■ Exercise directions: For this exercise, reproduce the records exactly as they stand and do not carry any images over.

■ Excerpted data:
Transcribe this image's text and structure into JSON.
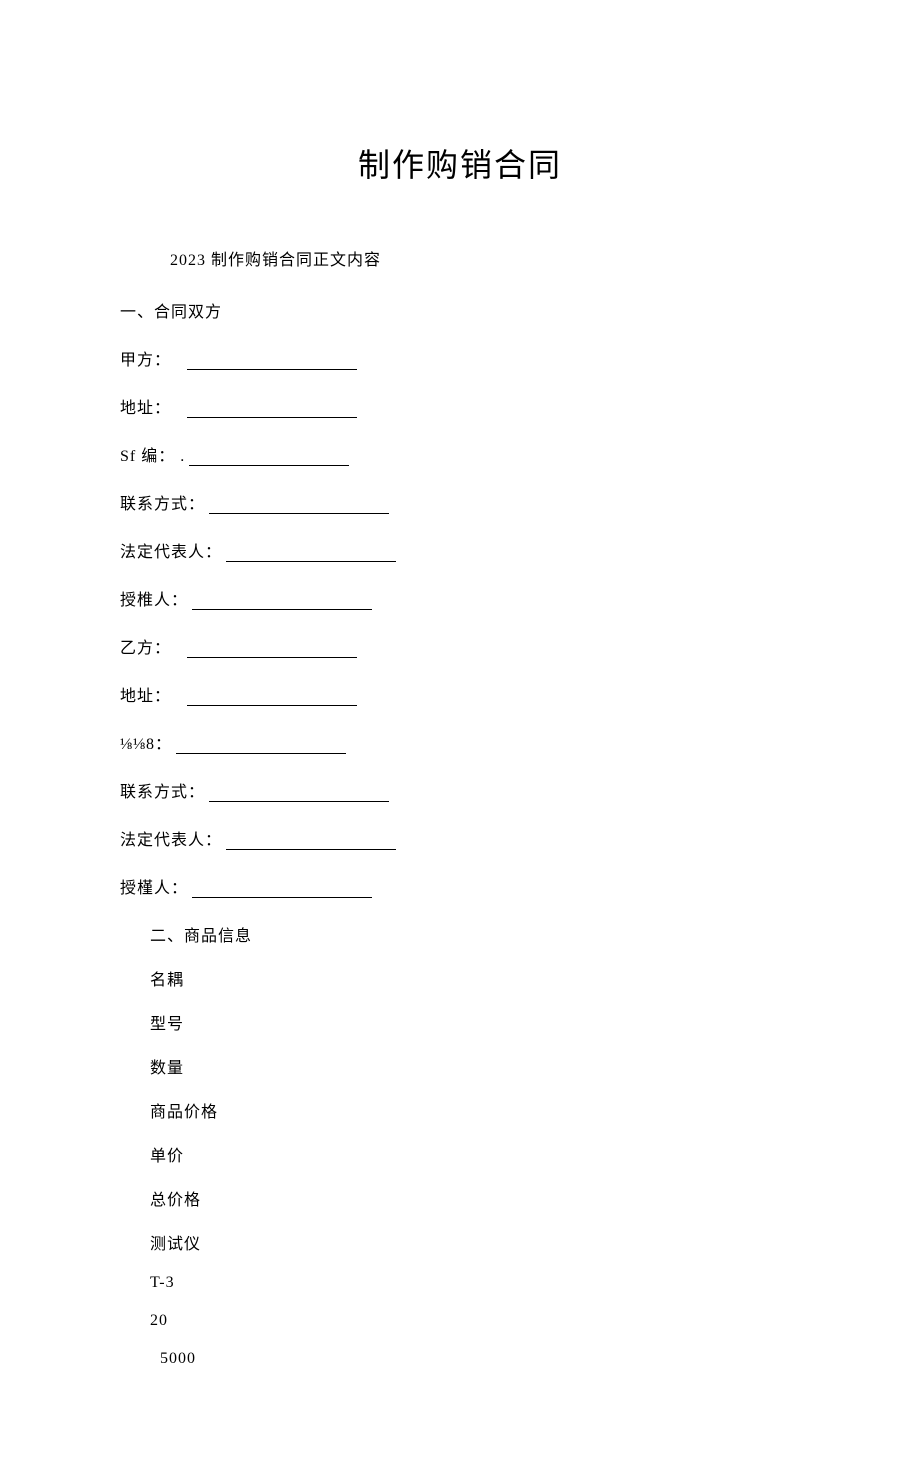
{
  "title": "制作购销合同",
  "subtitle": "2023 制作购销合同正文内容",
  "section1": {
    "heading": "一、合同双方",
    "partyA": {
      "name_label": "甲方：",
      "address_label": "地址：",
      "sf_label": "Sf 编： .",
      "contact_label": "联系方式：",
      "legal_rep_label": "法定代表人：",
      "authorizer_label": "授椎人："
    },
    "partyB": {
      "name_label": "乙方：",
      "address_label": "地址：",
      "code_label": "⅛⅛8：",
      "contact_label": "联系方式：",
      "legal_rep_label": "法定代表人：",
      "authorizer_label": "授槿人："
    }
  },
  "section2": {
    "heading": "二、商品信息",
    "rows": {
      "name_label": "名耦",
      "model_label": "型号",
      "qty_label": "数量",
      "price_label": "商品价格",
      "unit_price_label": "单价",
      "total_price_label": "总价格",
      "product_name": "测试仪",
      "product_model": "T-3",
      "product_qty": "20",
      "product_price": "5000"
    }
  }
}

■ Task response:
Transcribe this image's text and structure into JSON.
{
  "title": "制作购销合同",
  "subtitle": "2023 制作购销合同正文内容",
  "section1": {
    "heading": "一、合同双方",
    "partyA": {
      "name_label": "甲方：",
      "address_label": "地址：",
      "sf_label": "Sf 编： .",
      "contact_label": "联系方式：",
      "legal_rep_label": "法定代表人：",
      "authorizer_label": "授椎人："
    },
    "partyB": {
      "name_label": "乙方：",
      "address_label": "地址：",
      "code_label": "⅛⅛8：",
      "contact_label": "联系方式：",
      "legal_rep_label": "法定代表人：",
      "authorizer_label": "授槿人："
    }
  },
  "section2": {
    "heading": "二、商品信息",
    "rows": {
      "name_label": "名耦",
      "model_label": "型号",
      "qty_label": "数量",
      "price_label": "商品价格",
      "unit_price_label": "单价",
      "total_price_label": "总价格",
      "product_name": "测试仪",
      "product_model": "T-3",
      "product_qty": "20",
      "product_price": "5000"
    }
  }
}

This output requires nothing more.